I have friends who are Catholic, some of whom I am convinced are my brothers and sisters in Christ based on our common affirmation that people are rescued from the just penalty of sin by grace alone through faith alone in Christ alone (Protestant Reformation-esque–? Odd…). What’s more, there are apparently (I have never attended one, but I hear they exist) some Catholic churches that preach the right Gospel, and I suspect it is these Catholic churches that have a much higher view of the Bible than Rome does.
That said, even among Catholics who hold this seemingly elevated Catholic view of Scripture, there remains, nonetheless, a great error in their rejection of the doctrine of Scripture Alone (Sola Scriptura). This rejection, along with the insistence that the Magisterium (aka the teaching authority of the [Catholic] Church) essentially trumps the authority of the Bible is seen clearly in quotes like these:
“Scripture exists because the church exists” (Karl Rahner).
“The Scriptures have only as much force as the fables of Aesop, if destitute of the authority of the Church” (Stanislaus Hosius).
N.T. Wright provides a helpful analogy that sheds light on the error of the Roman Catholic understanding of authority. He writes:
This makes the rather obvious logical mistake analogous to that of a soldier who, receiving orders through the mail, concludes that the letter carrier is his commanding officer. Those who transmit, collect and distribute the message are not in the same league as those who write it in the first place.
The result is that the statements by Rahner and Hosius would be true if worded in exactly the opposite order:
“The church exists because Scripture established it.”
“The Church has only as much force as the fables of Aesop, if destitute of the authority of the Scriptures.”
Such statements are reflective of Ephesians 2:19-21, for example, in which Paul says that all who are in Christ,Â “areÂ fellow citizens with the saints andÂ members of the household of God,Â built on the foundation of theÂ apostles and prophets,Â Christ Jesus himself beingÂ the cornerstone,Â in whom the whole structure, being joined together, grows intoÂ a holy temple in the Lord.” The Church did not lay the foundation for the Scriptures; rather, the Scripture laid the foundation for the Church.

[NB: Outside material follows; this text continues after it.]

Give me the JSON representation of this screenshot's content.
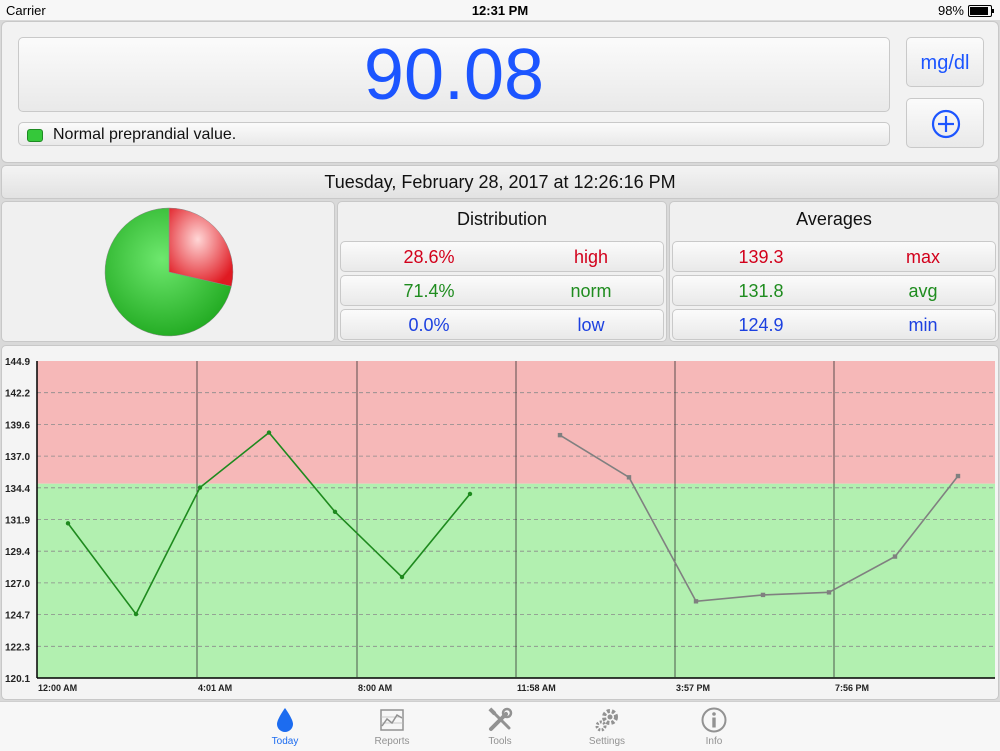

In light of this, it is clear that all church traditions, statements by the Pope, sermons, hymns, praise songs, etc., are only valuable to the degree that they are consistent with Scripture.
This view, however, is criticized by the Roman Catholic Church because, they argue, the Scriptures are not self-validating. In response to the Roman Catholic criticism of the doctrine of Scripture Alone, Michael Kruger asks a most penetrating question in his fantastic book, Canon Revisited: Establishing the Origins and Authority of the New Testament Books:
If the Roman Catholic Church believes that infallible authorities (like the Scriptures) require external authentication, then to what authority does the church turn to establish the grounds for its own infallible authority?
Kruger rightly argues that claiming that the Church derives its authority from the Scriptures results in circular reasoning, since the initial claim is that the Scriptures derive authority from the Church. In addition, he points out that arguing that the Church’s authority is validated by the history of the Roman Catholic Church doesn’t help because of the line of “abuses, corruption and documented papal errors” throughout Rome’s history. The only other option, according to Kruger (and I agree), is that the Church is simply self-authenticating. “Or, more bluntly put,” says Kruger, “we ought to believe in the infallibility of the Roman Catholic Church because it says so.”
If this is, in fact, the case, “The Catholic church, then, finds itself in the awkward place of having chided the Reformers for having a self-authenticating authority (sola scriptura), when all the while it has engaged in that very same activity by setting itself up as a self-authenticating authority (sola ecclesia)” (Kruger).
In the end, I am left wondering why anyone would argue for an authoritative Roman Catholic Church when it is demonstrably fallible (capable of error), particularly since God has given us a wonderfully sufficient, inerrant, divinely inspired, utterly authoritative Word that is worthy of all our trust. As one of my mentors, Gary Timmons, has often said in reference to Scripture, “Stick with the Stuff.”